By Alexander Bolton - 09/22/12 10:00 AM EDT
Senate Republicans are furious the Obama administration rebuffed their attempts to learn details of the Benghazi attack, only to give the coveted information to The New York Times and The Wall Street Journal.
“That is the most useless, worthless briefing I have attended in a long time,” Sen. Bob Corker (R-Tenn.) told reporters after the closed-door session.
GOP lawmakers were incensed to find many of the details they tried to learn Thursday were in a front-page article in The Times the following morning.
“I was very disappointed in the briefing yesterday, too. The bottom line is, we asked questions like, ‘How many people were at the Benghazi consulate?’ You pick up The New York Times and you get a blow-by-blow description of what supposedly went on,” said Sen. Lindsey Graham (R-S.C.), a member of the Senate Armed Services Committee.
The Times published a timeline of the attacks chronicling militants gaining access to the U.S. compound after 9:35 pm on Sept. 11, American security forces attempting to retake it at 10:45 pm and American and Libyan forces regaining control of the main compound around 11:20 pm, before evacuating.
According to the timeline, Libyans found Stevens in the compound after midnight and took him to a hospital, and 20 embassy staff members were hit by mortar rounds around 2 am, an attack that killed two former Navy SEALs.
The official Senate briefing was less informative.
“It was like pulling teeth to get information yesterday,” Graham said of the meeting with Clinton and other administration officials. “A lot of senators were frustrated. And you pick up major newspapers in the country and you find details not shared with you.”
The Wall Street Journal published a similarly detailed account of the attack.
“We were told nothing. We were told absolutely nothing,” said Sen. John McCain (R-Ariz.), ranking Republican on the Armed Services Panel.
McCain said the details lawmakers sought were in The Times and The Journal.
“If that isn’t an incredible disrespect to the members of the United States Senate, I don’t know what is,” he said. “It’s an example of the disdain with which this body is held by the administration, including, I’m sorry to say, the secretary of state.”
“She didn’t talk about anything,” McCain said of Clinton in a subsequent interview.
Senators asked Clinton about the sequence of events during the Benghazi attack.

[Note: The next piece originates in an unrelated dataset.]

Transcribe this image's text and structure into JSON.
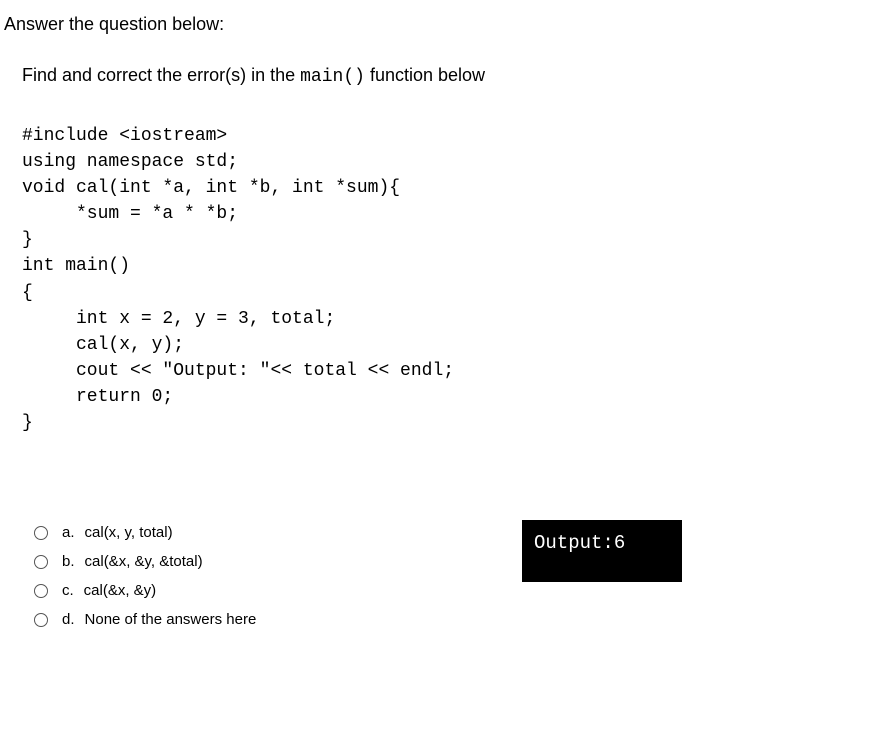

She and other officials declined to provide any specifics, citing an ongoing investigation.
Director of National Intelligence James Clapper and Deputy Secretary of Defense Ashton Carter also attended the briefing.
Republicans have grown increasingly frustrated with the Obama administration’s cozy relationship with the press.
Some think the media has given Obama favorable coverage.
Sen. Ron Johnson (R-Wis.) said the media’s intense coverage of Mitt Romney’s controversial remarks about 47 percent of the nation depending on government handouts had distracted from the central issue of the election: the economy.
“The problem is the media coverage of it. Obviously the campaign wants to talk about the real issues,” he said of the comment, which has dominated press coverage this week. “It will be an issue as long as the media makes it one.
“I’m starting to think that there might be a little bit of a media bias,” he quipped.
Sen. Roger Wicker (R-Miss.) said the media has helped Obama by not focusing enough on the nation’s sluggish economy and $16 trillion debt.
“The president of the United States is doing everything he can to change the subject from that real central issue of our faltering economy and yes, the mainstream media is out there playing trivial pursuit and talking about everything that is not important and that is a distraction,” Wicker said on the Senate floor Friday.
Republicans led by McCain have complained loudly this year that Obama’s senior advisors have tried to generate favorable stories by leaking classified information to reporters.
In June, McCain called for a special counsel to investigate national security leaks to The New York Times and The Washington Post.
McCain has voiced concern over stories detailing President Obama’s approval of a kill list of suspected terrorists and the role of U.S. and Israeli intelligence agencies in a cyber attack against Iran.
Correction: Christopher Stevens name was incorrectly spelled in a previous version. The Hill regrets the error.